Taking the shot, you see that we don’t have a lot of ambient light on them which means that I can choose whatever color of light I want to put on them because there’s not really any existing ambient light color. If there was a lot of existing ambient light color, then we’d have a problem where we’d have to match that ambient light color. Otherwise, we’re going to get mixed lighting. There’s not so we pop a CTO Gel on, we’re balanced at 3,000 Kelvin and we get a beautiful, warm light on them, we get this beautiful background and so forth and it looks fantastic. With the test shot, we have the camera set on the tripod to prevent camera shake. We end up getting good light power, basically good balance at around 1/8th to 1/16th flash power on the umbrella. The umbrella is placed pretty dang close to them in the scene. It’s just right barely out of frame on this right side. It’s pretty close and we get a nice little … you can see how beautifully diffused that light is. I’m just making sure that the flash is far enough from the … did I say fur?
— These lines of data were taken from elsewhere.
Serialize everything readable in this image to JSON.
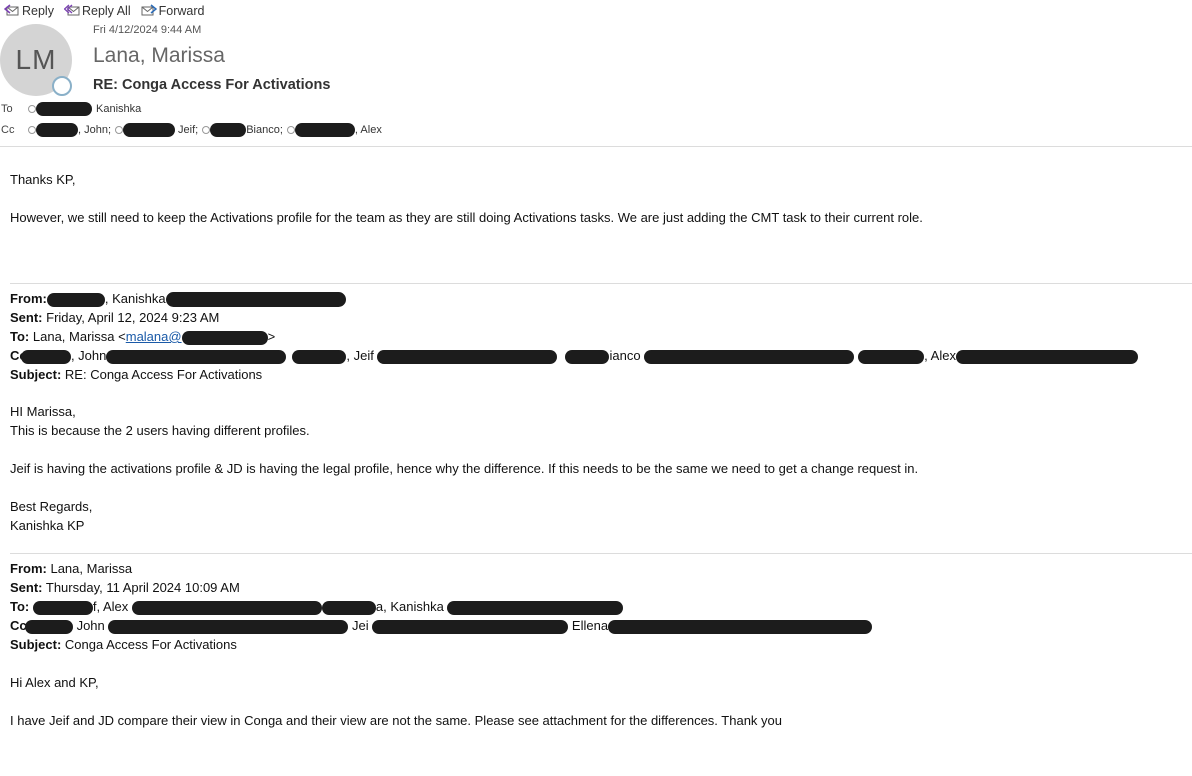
{
  "toolbar": {
    "reply": "Reply",
    "reply_all": "Reply All",
    "forward": "Forward"
  },
  "header": {
    "avatar_initials": "LM",
    "date": "Fri 4/12/2024 9:44 AM",
    "sender": "Lana, Marissa",
    "subject": "RE: Conga Access For Activations",
    "to_label": "To",
    "cc_label": "Cc",
    "to": [
      "Kanishka"
    ],
    "cc": [
      ", John;",
      "Jeif;",
      "Bianco;",
      ", Alex"
    ]
  },
  "body": {
    "greeting": "Thanks KP,",
    "paragraph": "However, we still need to keep the Activations profile for the team as they are still doing Activations tasks. We are just adding the CMT task to their current role."
  },
  "msg1": {
    "from_label": "From:",
    "from_value": ", Kanishka",
    "sent_label": "Sent:",
    "sent_value": "Friday, April 12, 2024 9:23 AM",
    "to_label": "To:",
    "to_value": "Lana, Marissa <",
    "to_email": "malana@",
    "to_close": ">",
    "cc_label": "Cc:",
    "cc_john": ", John",
    "cc_jeif": ", Jeif",
    "cc_bianco": "ianco",
    "cc_alex": ", Alex",
    "subject_label": "Subject:",
    "subject_value": "RE: Conga Access For Activations",
    "lines": [
      "HI Marissa,",
      "This is because the 2 users having different profiles.",
      "Jeif is having the activations profile & JD is having the legal profile, hence why the difference. If this needs to be the same we need to get a change request in.",
      "Best Regards,",
      "Kanishka KP"
    ]
  },
  "msg2": {
    "from_label": "From:",
    "from_value": "Lana, Marissa",
    "sent_label": "Sent:",
    "sent_value": "Thursday, 11 April 2024 10:09 AM",
    "to_label": "To:",
    "to_alex": "f, Alex",
    "to_kanishka": "a, Kanishka",
    "cc_label": "Cc:",
    "cc_john": "John",
    "cc_jeif": "Jei",
    "cc_ellena": "Ellena",
    "subject_label": "Subject:",
    "subject_value": "Conga Access For Activations",
    "lines": [
      "Hi Alex and KP,",
      "I have Jeif and JD compare their view in Conga and their view are not the same. Please see attachment for the differences. Thank you"
    ]
  },
  "colors": {
    "link": "#1a5aa8",
    "redaction": "#1c1c1c",
    "avatar_bg": "#d4d4d4"
  }
}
Fur enough from … It’s far enough from the flash on the bracket, will give you a better diffused light.

Light color, we ended up gelling to CTO. We pulled it to 3000 Kelvin to exaggerate the blue tones in the sky. We pose, we frame, we shoot. Now check this out. I marked this image as an X right here. Why do you think that is? The light’s good, everything else is good. Well, with this shot, I felt like it looked a little bit unnatural. It was light … I wanted this kiss to look like it was in the moment, to look like it was passionate, to look like it was just … it was bang on. That’s a total Top Gear word that I just used right there. Jeremy Clarkson, Top Gear. Awesome. Okay, what I end up doing is I just tell them to hey, you know what? Get into it, guys like lean her back a little bit. He gives her a little bit of a lean and she kind of … create that finishing curve in the spine and it looks beautiful. It looks so much better, just that subtle shift looked so much better and more natural than this shot so we ended up going with this one.
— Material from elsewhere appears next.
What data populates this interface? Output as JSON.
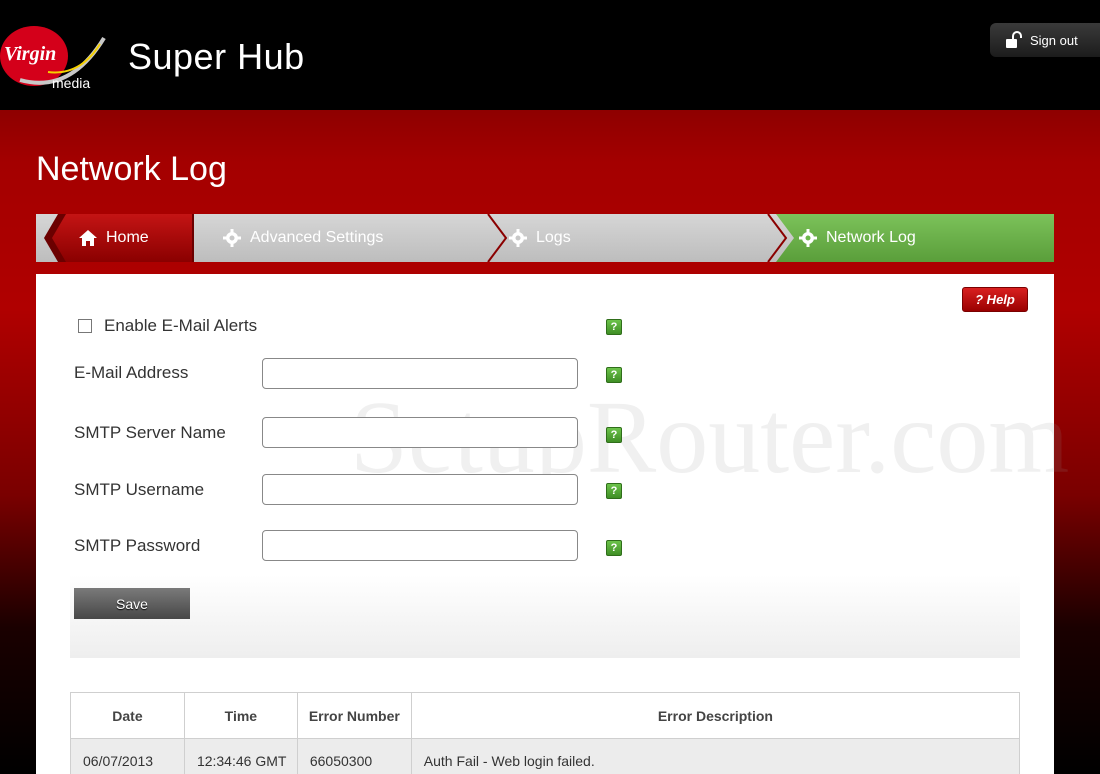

With the framing of the image, do you all notice the framing and the position of the subject? I actually positioned the subject in between these converging lines so these lines kind of coming down and they open up right here. That’s basically where we placed the subject is right between these lines so that we have this beautiful kind of composition where these lines kind of leading down right into the couple. Use those background elements again to create a stronger image. There is even a subtle back light coming from some of the street lights I believe. We had that back light kind of landing right on his arm and it created a nice little rim essentially on his shirt and everything, on his suit jacket.
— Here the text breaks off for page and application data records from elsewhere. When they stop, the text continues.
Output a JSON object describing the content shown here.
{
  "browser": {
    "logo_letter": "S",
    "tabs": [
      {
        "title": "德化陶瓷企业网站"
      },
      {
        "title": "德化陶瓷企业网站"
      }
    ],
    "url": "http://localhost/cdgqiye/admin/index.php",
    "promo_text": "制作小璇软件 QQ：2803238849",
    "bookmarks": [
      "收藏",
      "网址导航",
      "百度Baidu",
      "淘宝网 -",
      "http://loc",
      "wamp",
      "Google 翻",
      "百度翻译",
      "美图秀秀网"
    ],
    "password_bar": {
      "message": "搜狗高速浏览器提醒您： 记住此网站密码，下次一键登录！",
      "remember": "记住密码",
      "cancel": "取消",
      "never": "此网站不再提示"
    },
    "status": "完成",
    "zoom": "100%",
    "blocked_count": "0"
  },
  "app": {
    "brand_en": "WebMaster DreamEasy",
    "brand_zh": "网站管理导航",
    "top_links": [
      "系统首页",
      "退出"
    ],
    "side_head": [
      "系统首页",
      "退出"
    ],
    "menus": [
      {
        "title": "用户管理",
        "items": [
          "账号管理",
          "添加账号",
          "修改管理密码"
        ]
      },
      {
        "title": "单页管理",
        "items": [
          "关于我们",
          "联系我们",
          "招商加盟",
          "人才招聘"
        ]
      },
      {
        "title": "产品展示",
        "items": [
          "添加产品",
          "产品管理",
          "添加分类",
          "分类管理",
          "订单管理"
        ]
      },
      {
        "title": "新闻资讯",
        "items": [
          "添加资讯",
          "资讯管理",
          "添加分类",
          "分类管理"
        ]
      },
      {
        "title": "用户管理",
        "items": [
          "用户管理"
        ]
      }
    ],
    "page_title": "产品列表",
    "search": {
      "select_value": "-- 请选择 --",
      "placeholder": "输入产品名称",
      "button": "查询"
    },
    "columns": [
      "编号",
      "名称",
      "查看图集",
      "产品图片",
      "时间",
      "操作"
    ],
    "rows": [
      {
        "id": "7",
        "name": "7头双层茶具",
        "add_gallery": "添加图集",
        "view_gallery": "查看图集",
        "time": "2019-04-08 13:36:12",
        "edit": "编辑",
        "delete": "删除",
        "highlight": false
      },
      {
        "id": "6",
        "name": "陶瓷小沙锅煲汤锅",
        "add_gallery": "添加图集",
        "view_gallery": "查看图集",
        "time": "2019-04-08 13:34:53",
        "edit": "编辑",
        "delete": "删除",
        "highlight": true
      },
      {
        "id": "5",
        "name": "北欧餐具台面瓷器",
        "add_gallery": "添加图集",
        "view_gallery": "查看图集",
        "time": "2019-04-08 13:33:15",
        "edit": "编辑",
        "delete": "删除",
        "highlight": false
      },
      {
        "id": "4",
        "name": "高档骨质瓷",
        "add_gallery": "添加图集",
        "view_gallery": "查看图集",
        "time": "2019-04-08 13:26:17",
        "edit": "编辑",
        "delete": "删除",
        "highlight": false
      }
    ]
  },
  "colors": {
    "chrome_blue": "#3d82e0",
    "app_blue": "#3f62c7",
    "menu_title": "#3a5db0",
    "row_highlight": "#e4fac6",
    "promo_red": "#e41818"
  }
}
It looked fantastic. One thing to make sure that you’re watching out for is that with that directional light, you need to watch the shadows on their bodies, okay? Just watch the shadows, make sure that the faces aren’t covered in any shadows or anything like that. This is such a simple tool, a 20 dollar modifier, a 100 dollar flash our basic camera setup. Again, you can do this with any wide-angle camera or wide-angle lens and if you haven’t purchased anything yet, the 24-70 Canon is like 2 grand, right? This guy is like less than a thousand dollars and you get a prime that can open up 2 stops wider, the image quality is impeccable. It is as good, if not better than the Cannon 24-70 Mark II and we have a fantastic setup with just this simple, simple light set up. Don’t discount the umbrella.

One thing to keep in mind when it comes to an umbrella is that you do not have a ton of light control. Umbrellas kind of spill everywhere and they kind of fill everywhere. There’s not really a shape to them, they just open up and of course, wherever it’s pointed is going to be it’s brightest point but it’s going to fall off and kind of light that entire area. For this scene, I’m not really worried about that. For this scene, I don’t really care about that. I like the fact that there at the brightest point we have a little bit of light on the staircase and e have a beautiful shadow and everything like that but if I wanted to put the light just in one specific spot, then the umbrella would not be the right tool. In this case, it’s absolutely fantastic. When we want the light to open up and fill an area, the umbrella is an amazing tool.